On Veteran’s Day, in honor of the centennial of “The Great War,” a Swamp White Oak was planted on College Road by members of Uncommon Individual’s Saving Hallowed Ground program.

During World War I members of the Army’s Medical Corps and other non-combat personnel trained at Haverford, so the campus was a fitting choice for a commemorative tree planted as part of the National WWI Centennial Memorial Tree Project. On Veteran’s Day, Eugene Hough, co-founder of the Uncommon Individual Foundation’s Saving Hallowed Ground Program, came to Haverford at the invitation of the Arboretum Director Bill Astifan to plant a Swamp White Oak on College Lane.

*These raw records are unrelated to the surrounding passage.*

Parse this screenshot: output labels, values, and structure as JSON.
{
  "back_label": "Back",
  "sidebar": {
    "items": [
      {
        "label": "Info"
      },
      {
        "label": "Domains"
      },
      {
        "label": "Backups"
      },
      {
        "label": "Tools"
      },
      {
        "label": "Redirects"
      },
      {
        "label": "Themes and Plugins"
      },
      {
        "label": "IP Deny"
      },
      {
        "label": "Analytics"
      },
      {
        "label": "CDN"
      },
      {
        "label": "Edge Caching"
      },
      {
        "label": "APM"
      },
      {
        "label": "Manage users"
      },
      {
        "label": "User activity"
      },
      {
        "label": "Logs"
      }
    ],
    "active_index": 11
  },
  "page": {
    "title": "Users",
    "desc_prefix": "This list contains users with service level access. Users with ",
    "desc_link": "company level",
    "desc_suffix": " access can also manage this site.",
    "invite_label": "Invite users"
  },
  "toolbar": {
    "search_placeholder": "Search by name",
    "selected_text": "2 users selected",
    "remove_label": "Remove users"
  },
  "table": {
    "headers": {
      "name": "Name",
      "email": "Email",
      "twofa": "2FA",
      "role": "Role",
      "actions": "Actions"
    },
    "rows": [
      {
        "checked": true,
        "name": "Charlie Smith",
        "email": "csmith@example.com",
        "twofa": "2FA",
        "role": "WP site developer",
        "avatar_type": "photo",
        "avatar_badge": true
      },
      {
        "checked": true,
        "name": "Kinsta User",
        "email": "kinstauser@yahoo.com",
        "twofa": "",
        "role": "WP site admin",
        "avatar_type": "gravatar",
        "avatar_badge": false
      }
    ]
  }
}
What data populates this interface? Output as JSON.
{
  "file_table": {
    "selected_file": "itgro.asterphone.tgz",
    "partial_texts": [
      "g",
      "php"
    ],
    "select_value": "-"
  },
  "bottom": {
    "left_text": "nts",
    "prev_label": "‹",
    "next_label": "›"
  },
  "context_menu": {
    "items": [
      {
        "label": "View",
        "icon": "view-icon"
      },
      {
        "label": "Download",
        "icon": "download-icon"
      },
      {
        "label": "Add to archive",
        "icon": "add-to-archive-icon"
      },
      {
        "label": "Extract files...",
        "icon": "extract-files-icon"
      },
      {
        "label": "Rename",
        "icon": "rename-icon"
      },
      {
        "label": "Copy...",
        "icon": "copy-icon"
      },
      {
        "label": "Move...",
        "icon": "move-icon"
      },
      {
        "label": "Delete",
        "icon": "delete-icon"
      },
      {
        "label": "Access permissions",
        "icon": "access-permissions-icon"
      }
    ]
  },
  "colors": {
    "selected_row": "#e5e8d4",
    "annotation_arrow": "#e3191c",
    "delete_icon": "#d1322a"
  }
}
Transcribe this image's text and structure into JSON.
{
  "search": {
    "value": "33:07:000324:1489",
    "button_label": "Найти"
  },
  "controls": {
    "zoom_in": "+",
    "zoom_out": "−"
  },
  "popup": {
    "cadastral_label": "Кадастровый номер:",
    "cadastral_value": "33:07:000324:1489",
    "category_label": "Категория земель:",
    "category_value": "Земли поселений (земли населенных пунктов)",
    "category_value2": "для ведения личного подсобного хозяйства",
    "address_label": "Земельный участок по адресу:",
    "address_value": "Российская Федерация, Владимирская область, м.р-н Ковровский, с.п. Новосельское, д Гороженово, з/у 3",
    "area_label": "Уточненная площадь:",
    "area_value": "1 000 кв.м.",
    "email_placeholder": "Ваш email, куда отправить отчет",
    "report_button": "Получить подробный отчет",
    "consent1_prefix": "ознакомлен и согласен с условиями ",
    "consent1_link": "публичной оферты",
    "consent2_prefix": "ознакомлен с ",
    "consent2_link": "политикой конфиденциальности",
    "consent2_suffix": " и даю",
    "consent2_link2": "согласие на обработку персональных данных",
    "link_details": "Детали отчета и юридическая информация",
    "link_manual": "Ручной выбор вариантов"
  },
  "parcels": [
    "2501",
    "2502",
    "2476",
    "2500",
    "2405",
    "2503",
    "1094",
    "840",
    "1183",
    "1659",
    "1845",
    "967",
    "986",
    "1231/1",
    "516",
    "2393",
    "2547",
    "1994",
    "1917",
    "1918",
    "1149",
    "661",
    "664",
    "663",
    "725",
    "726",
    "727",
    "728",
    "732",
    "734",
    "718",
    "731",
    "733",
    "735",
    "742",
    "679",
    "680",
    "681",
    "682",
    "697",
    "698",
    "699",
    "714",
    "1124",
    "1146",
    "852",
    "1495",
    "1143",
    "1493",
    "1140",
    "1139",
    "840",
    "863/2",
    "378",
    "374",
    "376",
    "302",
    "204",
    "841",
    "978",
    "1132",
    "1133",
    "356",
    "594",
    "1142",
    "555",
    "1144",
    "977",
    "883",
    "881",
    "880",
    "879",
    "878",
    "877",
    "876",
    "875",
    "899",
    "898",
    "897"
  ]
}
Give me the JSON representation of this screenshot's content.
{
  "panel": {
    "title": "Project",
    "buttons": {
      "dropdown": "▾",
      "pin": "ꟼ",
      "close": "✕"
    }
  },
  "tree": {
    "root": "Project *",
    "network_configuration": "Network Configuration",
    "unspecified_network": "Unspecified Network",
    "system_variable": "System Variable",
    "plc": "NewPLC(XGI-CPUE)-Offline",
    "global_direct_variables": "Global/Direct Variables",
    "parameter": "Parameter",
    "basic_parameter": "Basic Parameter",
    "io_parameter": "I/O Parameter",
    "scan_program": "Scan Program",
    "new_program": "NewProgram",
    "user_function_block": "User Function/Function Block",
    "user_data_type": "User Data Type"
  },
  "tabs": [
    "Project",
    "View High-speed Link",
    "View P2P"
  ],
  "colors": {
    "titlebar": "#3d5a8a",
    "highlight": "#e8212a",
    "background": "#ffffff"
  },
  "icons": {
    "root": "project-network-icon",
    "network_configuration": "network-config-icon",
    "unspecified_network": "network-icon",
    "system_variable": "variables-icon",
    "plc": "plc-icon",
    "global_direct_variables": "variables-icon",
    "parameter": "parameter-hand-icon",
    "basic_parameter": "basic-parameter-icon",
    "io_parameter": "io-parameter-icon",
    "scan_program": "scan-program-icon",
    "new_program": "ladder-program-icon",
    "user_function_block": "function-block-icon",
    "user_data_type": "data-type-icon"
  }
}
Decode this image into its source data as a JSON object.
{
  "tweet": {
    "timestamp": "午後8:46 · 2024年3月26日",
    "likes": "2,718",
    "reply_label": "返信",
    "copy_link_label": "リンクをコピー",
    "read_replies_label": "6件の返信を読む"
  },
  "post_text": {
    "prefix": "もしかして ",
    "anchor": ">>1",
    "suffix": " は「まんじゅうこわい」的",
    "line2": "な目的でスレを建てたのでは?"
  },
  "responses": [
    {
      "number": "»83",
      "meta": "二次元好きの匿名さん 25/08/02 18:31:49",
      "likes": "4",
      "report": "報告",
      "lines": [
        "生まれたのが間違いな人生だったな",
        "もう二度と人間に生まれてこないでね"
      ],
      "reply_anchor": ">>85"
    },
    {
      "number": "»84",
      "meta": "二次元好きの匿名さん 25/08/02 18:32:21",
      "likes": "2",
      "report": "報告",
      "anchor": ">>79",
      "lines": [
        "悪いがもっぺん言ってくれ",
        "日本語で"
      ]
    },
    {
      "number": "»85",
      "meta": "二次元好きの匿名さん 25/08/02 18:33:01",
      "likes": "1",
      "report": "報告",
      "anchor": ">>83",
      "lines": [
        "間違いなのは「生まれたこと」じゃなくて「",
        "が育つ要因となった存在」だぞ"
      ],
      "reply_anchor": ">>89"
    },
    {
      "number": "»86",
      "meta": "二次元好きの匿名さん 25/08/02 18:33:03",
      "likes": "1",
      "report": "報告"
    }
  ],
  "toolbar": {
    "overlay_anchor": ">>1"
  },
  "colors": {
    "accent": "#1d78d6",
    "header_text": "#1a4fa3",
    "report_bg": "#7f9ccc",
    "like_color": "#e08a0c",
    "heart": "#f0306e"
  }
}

The tree is the second in an ongoing series of plantings by the National WWI Centennial Memorial Tree Project; the first was planted on Sept. 11, 2016, in Wayne. This project was inspired by a century-old program that planted oak trees around the world as memorials commemorating soldiers who died during WWI. (That program began in 1914 and continued into the post war years.) Hough and his colleagues hope these modern-era WWI memorial plantings become living reminders of the those who served in the “Great War” around the world.

Hough’s father, William Hough Jr., attended Haverford and graduated with the Class of 1950. The Swamp White Oak on College Lane was planted in his honor.

After the planting, Hough asked attendees to don white gloves before leading them through a folding ceremony with the 20×30 Saving Hallowed Ground Centennial Flag.

Photos by Lily Xu ’19